= Beginning of Section =

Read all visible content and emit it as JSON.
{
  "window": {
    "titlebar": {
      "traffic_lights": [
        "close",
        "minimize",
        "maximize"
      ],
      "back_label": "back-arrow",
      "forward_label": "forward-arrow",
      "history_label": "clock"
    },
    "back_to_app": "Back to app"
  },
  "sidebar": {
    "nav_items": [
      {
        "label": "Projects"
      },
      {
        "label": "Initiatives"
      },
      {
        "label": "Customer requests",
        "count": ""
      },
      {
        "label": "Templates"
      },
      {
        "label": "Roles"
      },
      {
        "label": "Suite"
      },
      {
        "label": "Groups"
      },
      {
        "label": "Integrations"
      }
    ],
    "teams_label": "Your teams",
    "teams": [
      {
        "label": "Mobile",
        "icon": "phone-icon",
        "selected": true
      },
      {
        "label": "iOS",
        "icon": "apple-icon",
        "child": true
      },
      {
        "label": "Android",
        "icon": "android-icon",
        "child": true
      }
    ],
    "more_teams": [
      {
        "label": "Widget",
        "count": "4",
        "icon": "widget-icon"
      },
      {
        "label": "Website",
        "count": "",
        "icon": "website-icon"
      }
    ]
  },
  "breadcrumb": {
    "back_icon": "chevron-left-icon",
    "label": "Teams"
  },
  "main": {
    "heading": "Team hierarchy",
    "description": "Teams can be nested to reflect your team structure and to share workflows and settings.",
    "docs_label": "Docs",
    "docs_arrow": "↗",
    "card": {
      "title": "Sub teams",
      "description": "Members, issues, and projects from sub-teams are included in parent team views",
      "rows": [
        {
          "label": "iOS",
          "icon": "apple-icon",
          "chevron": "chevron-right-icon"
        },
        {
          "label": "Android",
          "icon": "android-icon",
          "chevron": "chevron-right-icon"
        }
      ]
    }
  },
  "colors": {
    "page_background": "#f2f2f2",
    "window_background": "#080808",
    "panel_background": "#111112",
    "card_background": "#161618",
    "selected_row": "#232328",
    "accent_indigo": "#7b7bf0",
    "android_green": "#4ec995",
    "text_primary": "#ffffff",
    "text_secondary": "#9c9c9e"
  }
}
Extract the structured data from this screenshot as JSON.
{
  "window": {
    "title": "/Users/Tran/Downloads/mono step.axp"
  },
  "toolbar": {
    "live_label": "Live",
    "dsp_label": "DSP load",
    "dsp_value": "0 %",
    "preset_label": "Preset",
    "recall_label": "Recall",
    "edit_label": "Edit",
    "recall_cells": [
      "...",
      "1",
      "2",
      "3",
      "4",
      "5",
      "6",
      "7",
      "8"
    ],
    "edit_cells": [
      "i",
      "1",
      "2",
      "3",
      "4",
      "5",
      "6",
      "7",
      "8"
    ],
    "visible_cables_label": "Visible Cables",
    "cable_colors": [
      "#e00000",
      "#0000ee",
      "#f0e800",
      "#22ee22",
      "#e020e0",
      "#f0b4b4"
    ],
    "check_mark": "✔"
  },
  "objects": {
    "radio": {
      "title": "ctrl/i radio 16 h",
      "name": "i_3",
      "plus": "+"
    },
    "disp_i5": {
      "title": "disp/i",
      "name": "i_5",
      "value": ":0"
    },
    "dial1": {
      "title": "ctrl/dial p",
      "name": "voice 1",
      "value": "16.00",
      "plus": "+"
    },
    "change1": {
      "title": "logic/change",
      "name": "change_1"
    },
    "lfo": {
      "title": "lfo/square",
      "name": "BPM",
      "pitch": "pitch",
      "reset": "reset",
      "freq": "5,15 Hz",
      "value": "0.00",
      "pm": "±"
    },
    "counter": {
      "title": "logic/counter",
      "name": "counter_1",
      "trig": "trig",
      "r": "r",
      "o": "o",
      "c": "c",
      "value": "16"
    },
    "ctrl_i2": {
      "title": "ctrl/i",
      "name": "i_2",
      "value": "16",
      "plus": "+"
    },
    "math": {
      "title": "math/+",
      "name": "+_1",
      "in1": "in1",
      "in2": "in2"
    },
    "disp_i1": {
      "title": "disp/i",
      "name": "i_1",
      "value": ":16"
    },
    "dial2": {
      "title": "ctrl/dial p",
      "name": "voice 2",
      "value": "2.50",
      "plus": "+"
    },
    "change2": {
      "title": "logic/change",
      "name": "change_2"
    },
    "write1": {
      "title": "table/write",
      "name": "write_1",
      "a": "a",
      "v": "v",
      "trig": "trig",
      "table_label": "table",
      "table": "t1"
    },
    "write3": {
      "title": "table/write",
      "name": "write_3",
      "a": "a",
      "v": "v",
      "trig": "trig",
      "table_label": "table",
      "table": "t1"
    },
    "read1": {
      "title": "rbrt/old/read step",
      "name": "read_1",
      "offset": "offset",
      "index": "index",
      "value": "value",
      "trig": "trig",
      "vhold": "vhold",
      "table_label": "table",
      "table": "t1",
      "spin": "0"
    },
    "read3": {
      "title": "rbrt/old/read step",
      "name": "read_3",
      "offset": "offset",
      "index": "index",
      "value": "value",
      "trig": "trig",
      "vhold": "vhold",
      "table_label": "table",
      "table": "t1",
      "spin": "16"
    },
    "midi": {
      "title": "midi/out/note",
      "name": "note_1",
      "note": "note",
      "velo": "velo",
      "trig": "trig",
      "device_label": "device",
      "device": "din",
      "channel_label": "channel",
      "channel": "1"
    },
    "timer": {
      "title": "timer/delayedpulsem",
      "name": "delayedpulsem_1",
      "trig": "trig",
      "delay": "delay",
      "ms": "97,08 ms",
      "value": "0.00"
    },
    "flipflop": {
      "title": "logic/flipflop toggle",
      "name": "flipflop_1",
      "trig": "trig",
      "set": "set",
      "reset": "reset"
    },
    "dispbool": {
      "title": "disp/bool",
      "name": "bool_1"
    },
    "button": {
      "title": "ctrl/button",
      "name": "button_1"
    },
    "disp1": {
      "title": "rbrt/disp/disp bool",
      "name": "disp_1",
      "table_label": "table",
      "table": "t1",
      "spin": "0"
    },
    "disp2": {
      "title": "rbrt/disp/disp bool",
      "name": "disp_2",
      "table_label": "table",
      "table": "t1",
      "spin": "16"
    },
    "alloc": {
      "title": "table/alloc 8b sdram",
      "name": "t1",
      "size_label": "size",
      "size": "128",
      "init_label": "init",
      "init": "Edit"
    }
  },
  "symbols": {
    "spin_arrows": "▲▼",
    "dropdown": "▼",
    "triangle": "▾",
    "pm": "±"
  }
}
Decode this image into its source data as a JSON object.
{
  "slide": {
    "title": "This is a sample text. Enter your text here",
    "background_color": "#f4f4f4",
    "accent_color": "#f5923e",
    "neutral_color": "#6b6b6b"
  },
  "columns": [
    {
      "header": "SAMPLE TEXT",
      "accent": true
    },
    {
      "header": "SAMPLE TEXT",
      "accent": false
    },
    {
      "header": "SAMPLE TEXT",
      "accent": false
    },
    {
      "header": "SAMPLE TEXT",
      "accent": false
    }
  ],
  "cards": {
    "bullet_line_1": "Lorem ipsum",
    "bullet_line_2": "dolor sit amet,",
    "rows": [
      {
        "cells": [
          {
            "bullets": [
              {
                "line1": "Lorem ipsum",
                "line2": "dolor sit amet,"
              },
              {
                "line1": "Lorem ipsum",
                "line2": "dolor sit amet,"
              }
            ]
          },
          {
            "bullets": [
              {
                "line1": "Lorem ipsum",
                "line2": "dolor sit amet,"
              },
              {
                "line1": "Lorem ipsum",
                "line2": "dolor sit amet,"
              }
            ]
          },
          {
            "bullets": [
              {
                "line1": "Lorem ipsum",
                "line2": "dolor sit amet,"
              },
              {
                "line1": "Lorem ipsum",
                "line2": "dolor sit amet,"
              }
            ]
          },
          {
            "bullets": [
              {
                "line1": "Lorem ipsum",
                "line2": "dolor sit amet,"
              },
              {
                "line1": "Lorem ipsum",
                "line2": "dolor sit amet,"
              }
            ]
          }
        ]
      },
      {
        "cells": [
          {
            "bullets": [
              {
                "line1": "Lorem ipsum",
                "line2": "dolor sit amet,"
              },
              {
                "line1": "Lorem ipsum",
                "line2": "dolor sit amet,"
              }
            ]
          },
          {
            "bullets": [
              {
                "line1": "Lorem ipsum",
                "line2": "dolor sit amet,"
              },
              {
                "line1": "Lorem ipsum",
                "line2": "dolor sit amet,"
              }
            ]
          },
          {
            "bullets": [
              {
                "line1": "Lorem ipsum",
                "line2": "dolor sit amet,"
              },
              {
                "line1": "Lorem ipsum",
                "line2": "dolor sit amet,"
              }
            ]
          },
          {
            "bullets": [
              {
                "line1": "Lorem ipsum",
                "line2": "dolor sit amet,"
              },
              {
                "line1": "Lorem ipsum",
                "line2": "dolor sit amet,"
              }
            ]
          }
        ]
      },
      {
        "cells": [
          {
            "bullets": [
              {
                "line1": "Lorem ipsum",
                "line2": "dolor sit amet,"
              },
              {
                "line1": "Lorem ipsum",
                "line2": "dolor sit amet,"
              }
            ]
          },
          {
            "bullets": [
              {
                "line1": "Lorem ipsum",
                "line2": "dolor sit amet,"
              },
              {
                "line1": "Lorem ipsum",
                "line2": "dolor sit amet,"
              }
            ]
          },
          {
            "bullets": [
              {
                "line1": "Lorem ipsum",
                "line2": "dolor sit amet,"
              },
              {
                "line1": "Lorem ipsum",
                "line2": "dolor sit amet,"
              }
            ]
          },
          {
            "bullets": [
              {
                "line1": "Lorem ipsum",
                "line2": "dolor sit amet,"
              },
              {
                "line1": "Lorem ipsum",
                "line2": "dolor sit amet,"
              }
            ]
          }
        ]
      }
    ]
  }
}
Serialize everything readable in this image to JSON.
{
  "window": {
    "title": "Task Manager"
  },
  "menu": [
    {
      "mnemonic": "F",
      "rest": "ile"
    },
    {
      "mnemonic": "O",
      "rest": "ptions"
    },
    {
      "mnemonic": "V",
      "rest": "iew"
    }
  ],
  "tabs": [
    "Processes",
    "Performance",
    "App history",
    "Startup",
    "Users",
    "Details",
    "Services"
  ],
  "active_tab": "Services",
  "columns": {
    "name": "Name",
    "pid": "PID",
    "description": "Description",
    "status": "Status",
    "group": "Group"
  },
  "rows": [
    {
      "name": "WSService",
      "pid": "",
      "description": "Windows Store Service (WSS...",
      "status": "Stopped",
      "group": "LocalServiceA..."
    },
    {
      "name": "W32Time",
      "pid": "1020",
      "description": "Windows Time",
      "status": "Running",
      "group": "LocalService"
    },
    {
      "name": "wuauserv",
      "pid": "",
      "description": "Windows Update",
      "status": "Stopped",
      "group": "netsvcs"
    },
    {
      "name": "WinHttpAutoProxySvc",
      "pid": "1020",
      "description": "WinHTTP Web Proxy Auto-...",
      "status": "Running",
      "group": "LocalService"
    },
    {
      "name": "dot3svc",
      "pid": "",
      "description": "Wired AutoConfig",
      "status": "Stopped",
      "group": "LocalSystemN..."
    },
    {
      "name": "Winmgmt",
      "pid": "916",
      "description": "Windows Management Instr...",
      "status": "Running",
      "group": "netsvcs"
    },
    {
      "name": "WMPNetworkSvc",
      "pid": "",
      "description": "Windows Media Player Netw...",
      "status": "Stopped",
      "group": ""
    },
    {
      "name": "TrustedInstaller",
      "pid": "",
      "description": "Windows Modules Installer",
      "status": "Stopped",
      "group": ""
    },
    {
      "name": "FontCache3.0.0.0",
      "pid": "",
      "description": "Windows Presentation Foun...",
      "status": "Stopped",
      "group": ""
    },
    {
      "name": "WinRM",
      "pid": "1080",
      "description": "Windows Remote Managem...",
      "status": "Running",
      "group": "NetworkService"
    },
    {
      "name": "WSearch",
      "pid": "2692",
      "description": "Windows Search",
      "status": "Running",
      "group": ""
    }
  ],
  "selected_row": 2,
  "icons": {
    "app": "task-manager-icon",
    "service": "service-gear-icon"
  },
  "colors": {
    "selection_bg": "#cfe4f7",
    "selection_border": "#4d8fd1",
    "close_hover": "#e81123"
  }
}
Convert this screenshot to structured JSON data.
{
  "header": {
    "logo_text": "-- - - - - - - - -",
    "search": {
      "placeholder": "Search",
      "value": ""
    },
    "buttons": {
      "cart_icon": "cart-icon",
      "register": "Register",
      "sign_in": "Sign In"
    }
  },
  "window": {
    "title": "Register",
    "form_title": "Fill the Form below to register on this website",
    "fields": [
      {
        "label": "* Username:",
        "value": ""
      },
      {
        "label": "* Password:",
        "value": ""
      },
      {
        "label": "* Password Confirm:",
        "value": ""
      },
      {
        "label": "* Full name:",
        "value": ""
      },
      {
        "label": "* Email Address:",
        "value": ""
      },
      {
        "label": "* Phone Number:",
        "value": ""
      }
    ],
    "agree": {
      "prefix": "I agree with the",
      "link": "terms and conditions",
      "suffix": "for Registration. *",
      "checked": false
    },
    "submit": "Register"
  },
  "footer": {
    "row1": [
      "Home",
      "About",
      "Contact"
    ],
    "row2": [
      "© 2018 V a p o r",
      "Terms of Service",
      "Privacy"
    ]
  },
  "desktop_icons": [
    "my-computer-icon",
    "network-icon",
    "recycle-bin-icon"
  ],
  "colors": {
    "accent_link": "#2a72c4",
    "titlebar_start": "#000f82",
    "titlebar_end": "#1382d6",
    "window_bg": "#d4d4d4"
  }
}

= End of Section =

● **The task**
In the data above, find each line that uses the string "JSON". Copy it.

● **Problem solution**
Read all visible content and emit it as JSON.
Extract the structured data from this screenshot as JSON.
Decode this image into its source data as a JSON object.
Serialize everything readable in this image to JSON.
Convert this screenshot to structured JSON data.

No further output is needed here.